### [Entries from a dataset of interfaces]

★ ★ ★ ★ ★ ★ ★

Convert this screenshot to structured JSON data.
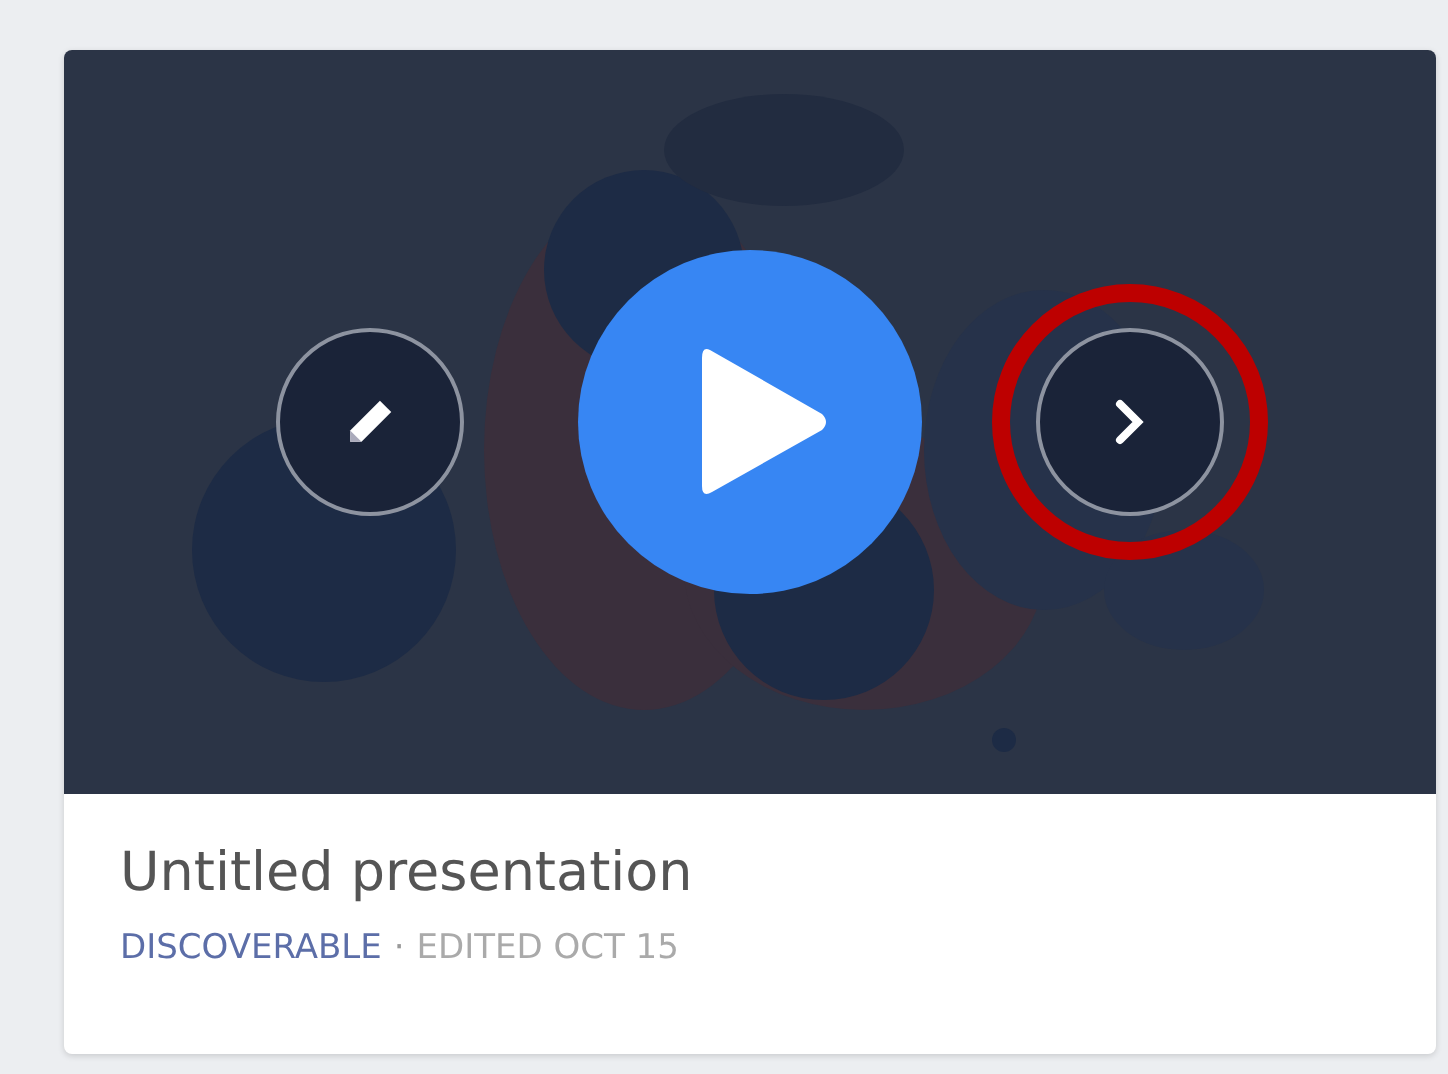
{
  "card": {
    "thumbnail": {
      "buttons": [
        {
          "kind": "edit",
          "highlighted": false
        },
        {
          "kind": "play",
          "highlighted": false
        },
        {
          "kind": "next",
          "highlighted": true
        }
      ]
    },
    "title": "Untitled presentation",
    "visibility": "DISCOVERABLE",
    "separator": "·",
    "edited": "EDITED OCT 15"
  }
}
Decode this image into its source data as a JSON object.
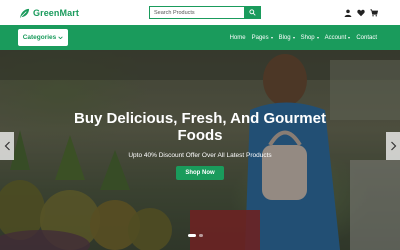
{
  "brand": {
    "name": "GreenMart",
    "accent": "#1a9b5c"
  },
  "search": {
    "placeholder": "Search Products"
  },
  "header_icons": [
    "user-icon",
    "heart-icon",
    "cart-icon"
  ],
  "nav": {
    "categories_label": "Categories",
    "menu": [
      {
        "label": "Home",
        "has_dropdown": false
      },
      {
        "label": "Pages",
        "has_dropdown": true
      },
      {
        "label": "Blog",
        "has_dropdown": true
      },
      {
        "label": "Shop",
        "has_dropdown": true
      },
      {
        "label": "Account",
        "has_dropdown": true
      },
      {
        "label": "Contact",
        "has_dropdown": false
      }
    ]
  },
  "hero": {
    "title_line1": "Buy Delicious, Fresh, And Gourmet",
    "title_line2": "Foods",
    "subtitle": "Upto 40% Discount Offer Over All Latest Products",
    "button_label": "Shop Now",
    "slides": 2,
    "active_slide": 1
  }
}
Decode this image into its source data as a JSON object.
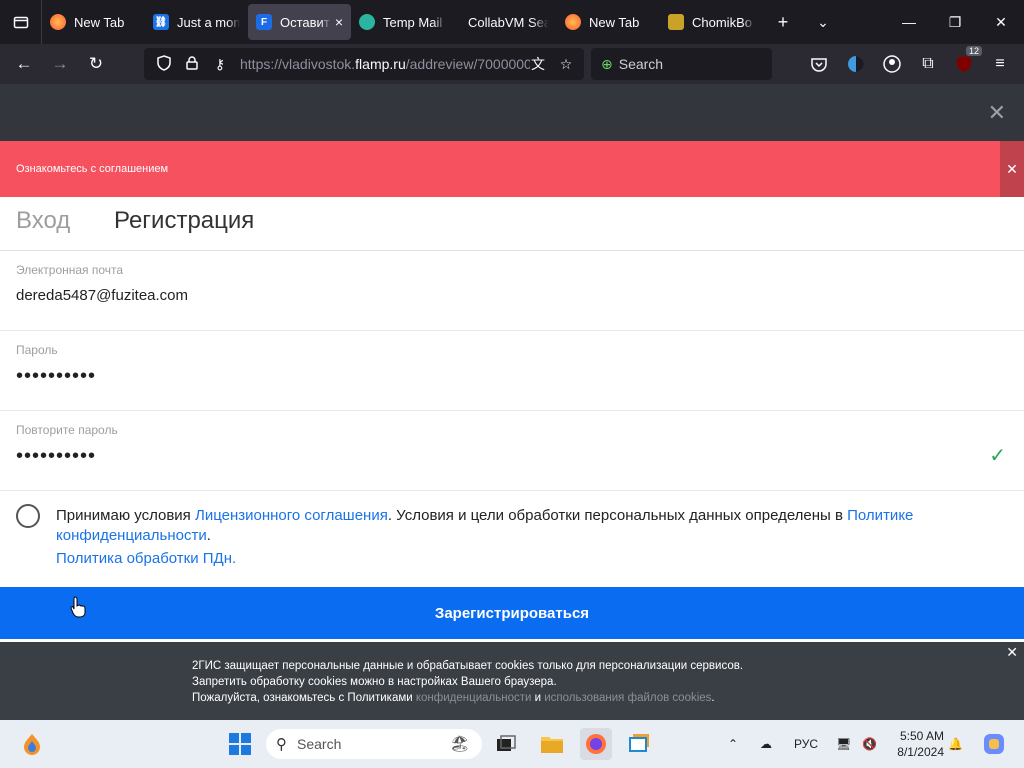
{
  "browser": {
    "tabs": [
      {
        "title": "New Tab",
        "color": "#ff7139"
      },
      {
        "title": "Just a mom",
        "color": "#1a73e8"
      },
      {
        "title": "Оставит",
        "color": "#1e6be6"
      },
      {
        "title": "Temp Mail",
        "color": "#2bb5a0"
      },
      {
        "title": "CollabVM Sear",
        "color": ""
      },
      {
        "title": "New Tab",
        "color": "#ff7139"
      },
      {
        "title": "ChomikBo",
        "color": "#c9a227"
      }
    ],
    "active_tab_close": "×",
    "url_prefix": "https://vladivostok.",
    "url_domain": "flamp.ru",
    "url_rest": "/addreview/7000000",
    "search_placeholder": "Search",
    "extension_badge": "12"
  },
  "page": {
    "alert_text": "Ознакомьтесь с соглашением",
    "tab_login": "Вход",
    "tab_register": "Регистрация",
    "email_label": "Электронная почта",
    "email_value": "dereda5487@fuzitea.com",
    "password_label": "Пароль",
    "password_value": "••••••••••",
    "repeat_label": "Повторите пароль",
    "repeat_value": "••••••••••",
    "agree_prefix": "Принимаю условия ",
    "agree_link1": "Лицензионного соглашения",
    "agree_middle": ". Условия и цели обработки персональных данных определены в ",
    "agree_link2": "Политике конфиденциальности",
    "agree_end": ".",
    "agree_link3": "Политика обработки ПДн.",
    "register_button": "Зарегистрироваться",
    "cookie_line1": "2ГИС защищает персональные данные и обрабатывает cookies только для персонализации сервисов.",
    "cookie_line2": "Запретить обработку cookies можно в настройках Вашего браузера.",
    "cookie_line3_prefix": "Пожалуйста, ознакомьтесь с Политиками ",
    "cookie_link1": "конфиденциальности",
    "cookie_and": " и ",
    "cookie_link2": "использования файлов cookies",
    "cookie_end": "."
  },
  "taskbar": {
    "search_placeholder": "Search",
    "language": "РУС",
    "time": "5:50 AM",
    "date": "8/1/2024"
  }
}
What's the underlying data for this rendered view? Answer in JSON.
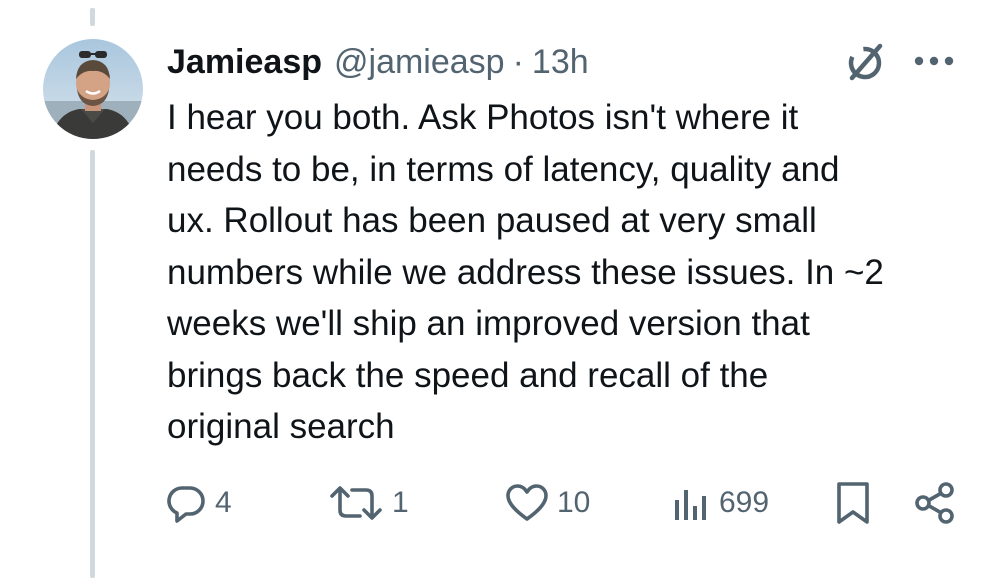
{
  "tweet": {
    "author": {
      "display_name": "Jamieasp",
      "handle": "@jamieasp"
    },
    "separator": "·",
    "time": "13h",
    "text_lines": [
      "I hear you both. Ask Photos isn't where it",
      "needs to be, in terms of latency, quality and",
      "ux. Rollout has been paused at very small",
      "numbers while we address these issues. In ~2",
      "weeks we'll ship an improved version that",
      "brings back the speed and recall of the",
      "original search"
    ]
  },
  "actions": {
    "replies": "4",
    "reposts": "1",
    "likes": "10",
    "views": "699"
  },
  "icons": {
    "grok": "grok-icon",
    "more": "more-dots-icon",
    "reply": "reply-icon",
    "repost": "repost-icon",
    "like": "heart-icon",
    "views": "views-bar-chart-icon",
    "bookmark": "bookmark-icon",
    "share": "share-icon"
  },
  "colors": {
    "text": "#0f1419",
    "muted": "#536471",
    "thread_line": "#cfd9de",
    "background": "#ffffff"
  }
}
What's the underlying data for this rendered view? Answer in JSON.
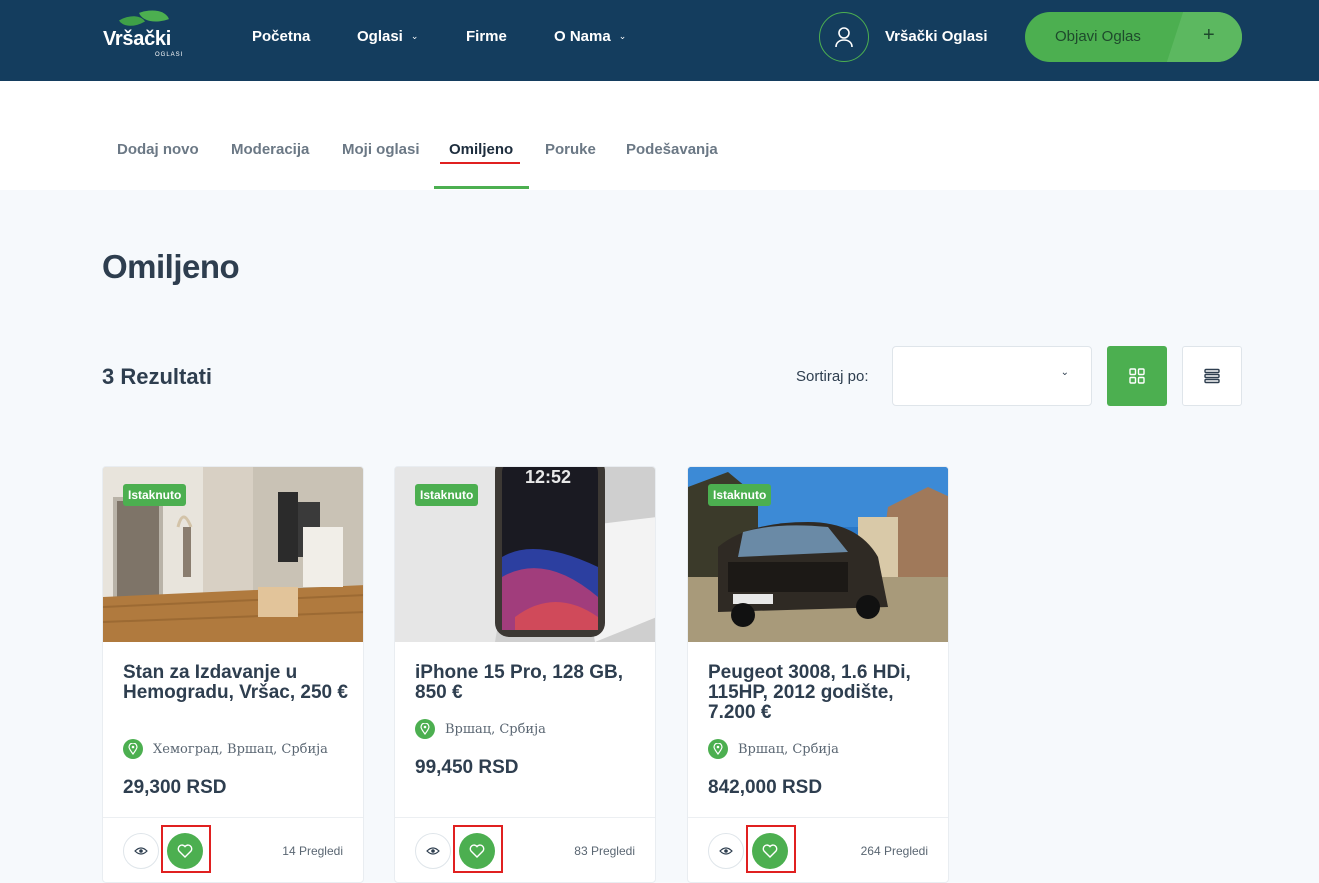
{
  "header": {
    "logo_text": "Vršački",
    "logo_sub": "OGLASI",
    "nav": [
      {
        "label": "Početna"
      },
      {
        "label": "Oglasi"
      },
      {
        "label": "Firme"
      },
      {
        "label": "O Nama"
      }
    ],
    "user_name": "Vršački Oglasi",
    "post_button": "Objavi Oglas",
    "post_plus": "+"
  },
  "tabs": [
    {
      "label": "Dodaj novo"
    },
    {
      "label": "Moderacija"
    },
    {
      "label": "Moji oglasi"
    },
    {
      "label": "Omiljeno",
      "active": true
    },
    {
      "label": "Poruke"
    },
    {
      "label": "Podešavanja"
    }
  ],
  "page_title": "Omiljeno",
  "results_label": "3 Rezultati",
  "sort": {
    "label": "Sortiraj po:",
    "value": ""
  },
  "cards": [
    {
      "badge": "Istaknuto",
      "title": "Stan za Izdavanje u Hemogradu, Vršac, 250 €",
      "location": "Хемоград, Вршац, Србија",
      "price": "29,300 RSD",
      "views": "14 Pregledi"
    },
    {
      "badge": "Istaknuto",
      "title": "iPhone 15 Pro, 128 GB, 850 €",
      "location": "Вршац, Србија",
      "price": "99,450 RSD",
      "views": "83 Pregledi",
      "phone_time": "12:52"
    },
    {
      "badge": "Istaknuto",
      "title": "Peugeot 3008, 1.6 HDi, 115HP, 2012 godište, 7.200 €",
      "location": "Вршац, Србија",
      "price": "842,000 RSD",
      "views": "264 Pregledi"
    }
  ]
}
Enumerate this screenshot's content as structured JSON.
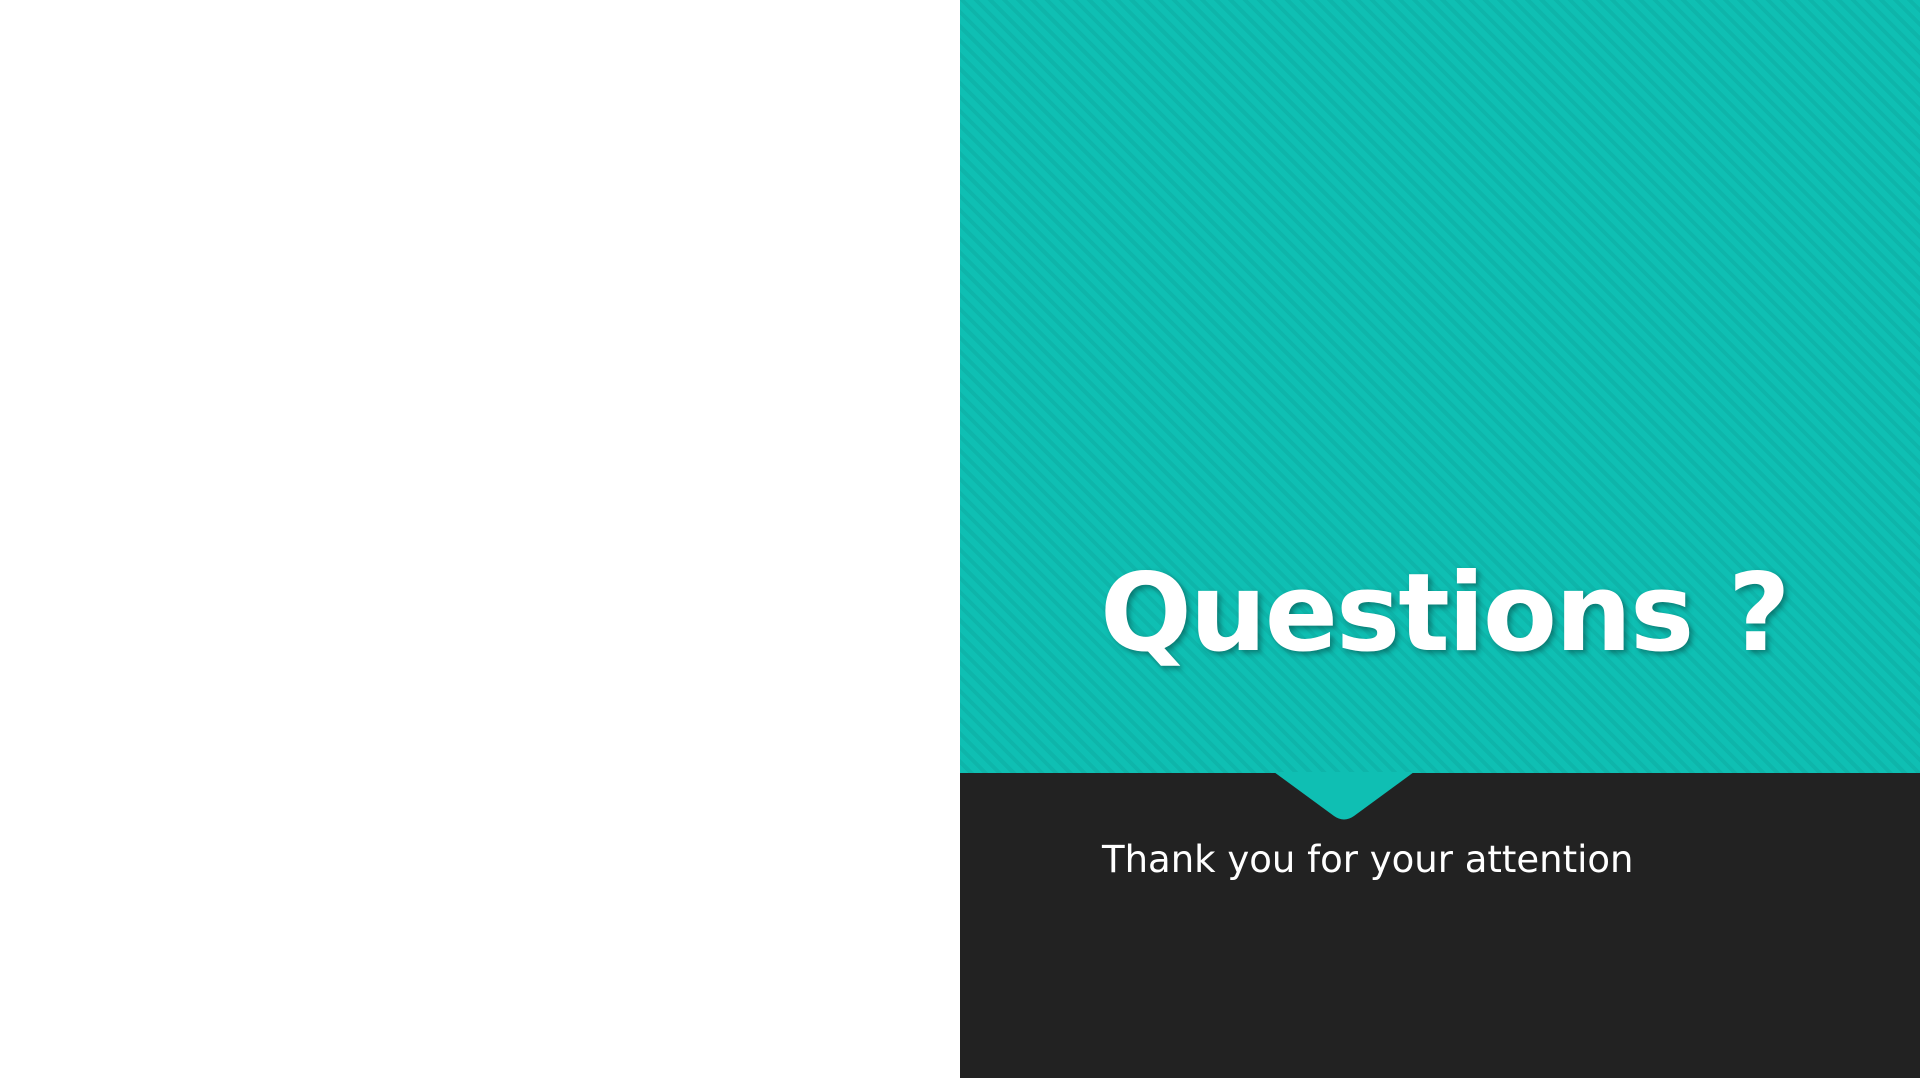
{
  "slide": {
    "title": "Questions ?",
    "subtitle": "Thank you for your attention"
  },
  "colors": {
    "accent": "#0fbfb3",
    "dark": "#222222",
    "text": "#ffffff",
    "background": "#ffffff"
  }
}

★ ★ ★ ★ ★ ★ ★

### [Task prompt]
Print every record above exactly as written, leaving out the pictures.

### [Exercise solution]
Convert this screenshot to structured JSON data.
{
  "card": {
    "thumbnail": {
      "buttons": [
        {
          "kind": "edit",
          "highlighted": false
        },
        {
          "kind": "play",
          "highlighted": false
        },
        {
          "kind": "next",
          "highlighted": true
        }
      ]
    },
    "title": "Untitled presentation",
    "visibility": "DISCOVERABLE",
    "separator": "·",
    "edited": "EDITED OCT 15"
  }
}
Decode this image into its source data as a JSON object.
{
  "brand": {
    "name": "GreenMart",
    "accent": "#1a9b5c"
  },
  "search": {
    "placeholder": "Search Products"
  },
  "header_icons": [
    "user-icon",
    "heart-icon",
    "cart-icon"
  ],
  "nav": {
    "categories_label": "Categories",
    "menu": [
      {
        "label": "Home",
        "has_dropdown": false
      },
      {
        "label": "Pages",
        "has_dropdown": true
      },
      {
        "label": "Blog",
        "has_dropdown": true
      },
      {
        "label": "Shop",
        "has_dropdown": true
      },
      {
        "label": "Account",
        "has_dropdown": true
      },
      {
        "label": "Contact",
        "has_dropdown": false
      }
    ]
  },
  "hero": {
    "title_line1": "Buy Delicious, Fresh, And Gourmet",
    "title_line2": "Foods",
    "subtitle": "Upto 40% Discount Offer Over All Latest Products",
    "button_label": "Shop Now",
    "slides": 2,
    "active_slide": 1
  }
}
Decode this image into its source data as a JSON object.
{
  "browser": {
    "tabs": [
      {
        "title": "New Tab",
        "color": "#ff7139"
      },
      {
        "title": "Just a mom",
        "color": "#1a73e8"
      },
      {
        "title": "Оставит",
        "color": "#1e6be6"
      },
      {
        "title": "Temp Mail",
        "color": "#2bb5a0"
      },
      {
        "title": "CollabVM Sear",
        "color": ""
      },
      {
        "title": "New Tab",
        "color": "#ff7139"
      },
      {
        "title": "ChomikBo",
        "color": "#c9a227"
      }
    ],
    "active_tab_close": "×",
    "url_prefix": "https://vladivostok.",
    "url_domain": "flamp.ru",
    "url_rest": "/addreview/7000000",
    "search_placeholder": "Search",
    "extension_badge": "12"
  },
  "page": {
    "alert_text": "Ознакомьтесь с соглашением",
    "tab_login": "Вход",
    "tab_register": "Регистрация",
    "email_label": "Электронная почта",
    "email_value": "dereda5487@fuzitea.com",
    "password_label": "Пароль",
    "password_value": "••••••••••",
    "repeat_label": "Повторите пароль",
    "repeat_value": "••••••••••",
    "agree_prefix": "Принимаю условия ",
    "agree_link1": "Лицензионного соглашения",
    "agree_middle": ". Условия и цели обработки персональных данных определены в ",
    "agree_link2": "Политике конфиденциальности",
    "agree_end": ".",
    "agree_link3": "Политика обработки ПДн.",
    "register_button": "Зарегистрироваться",
    "cookie_line1": "2ГИС защищает персональные данные и обрабатывает cookies только для персонализации сервисов.",
    "cookie_line2": "Запретить обработку cookies можно в настройках Вашего браузера.",
    "cookie_line3_prefix": "Пожалуйста, ознакомьтесь с Политиками ",
    "cookie_link1": "конфиденциальности",
    "cookie_and": " и ",
    "cookie_link2": "использования файлов cookies",
    "cookie_end": "."
  },
  "taskbar": {
    "search_placeholder": "Search",
    "language": "РУС",
    "time": "5:50 AM",
    "date": "8/1/2024"
  }
}
What's the underlying data for this rendered view? Answer in JSON.
{
  "tweet": {
    "author": {
      "display_name": "Jamieasp",
      "handle": "@jamieasp"
    },
    "separator": "·",
    "time": "13h",
    "text_lines": [
      "I hear you both. Ask Photos isn't where it",
      "needs to be, in terms of latency, quality and",
      "ux. Rollout has been paused at very small",
      "numbers while we address these issues. In ~2",
      "weeks we'll ship an improved version that",
      "brings back the speed and recall of the",
      "original search"
    ]
  },
  "actions": {
    "replies": "4",
    "reposts": "1",
    "likes": "10",
    "views": "699"
  },
  "icons": {
    "grok": "grok-icon",
    "more": "more-dots-icon",
    "reply": "reply-icon",
    "repost": "repost-icon",
    "like": "heart-icon",
    "views": "views-bar-chart-icon",
    "bookmark": "bookmark-icon",
    "share": "share-icon"
  },
  "colors": {
    "text": "#0f1419",
    "muted": "#536471",
    "thread_line": "#cfd9de",
    "background": "#ffffff"
  }
}
What's the underlying data for this rendered view? Answer in JSON.
{
  "header": {
    "logo_text": "Vršački",
    "logo_sub": "OGLASI",
    "nav": [
      {
        "label": "Početna"
      },
      {
        "label": "Oglasi"
      },
      {
        "label": "Firme"
      },
      {
        "label": "O Nama"
      }
    ],
    "user_name": "Vršački Oglasi",
    "post_button": "Objavi Oglas",
    "post_plus": "+"
  },
  "tabs": [
    {
      "label": "Dodaj novo"
    },
    {
      "label": "Moderacija"
    },
    {
      "label": "Moji oglasi"
    },
    {
      "label": "Omiljeno",
      "active": true
    },
    {
      "label": "Poruke"
    },
    {
      "label": "Podešavanja"
    }
  ],
  "page_title": "Omiljeno",
  "results_label": "3 Rezultati",
  "sort": {
    "label": "Sortiraj po:",
    "value": ""
  },
  "cards": [
    {
      "badge": "Istaknuto",
      "title": "Stan za Izdavanje u Hemogradu, Vršac, 250 €",
      "location": "Хемоград, Вршац, Србија",
      "price": "29,300 RSD",
      "views": "14 Pregledi"
    },
    {
      "badge": "Istaknuto",
      "title": "iPhone 15 Pro, 128 GB, 850 €",
      "location": "Вршац, Србија",
      "price": "99,450 RSD",
      "views": "83 Pregledi",
      "phone_time": "12:52"
    },
    {
      "badge": "Istaknuto",
      "title": "Peugeot 3008, 1.6 HDi, 115HP, 2012 godište, 7.200 €",
      "location": "Вршац, Србија",
      "price": "842,000 RSD",
      "views": "264 Pregledi"
    }
  ]
}
Enumerate this screenshot's content as structured JSON.
{
  "slide": {
    "title": "Questions ?",
    "subtitle": "Thank you for your attention"
  },
  "colors": {
    "accent": "#0fbfb3",
    "dark": "#222222",
    "text": "#ffffff",
    "background": "#ffffff"
  }
}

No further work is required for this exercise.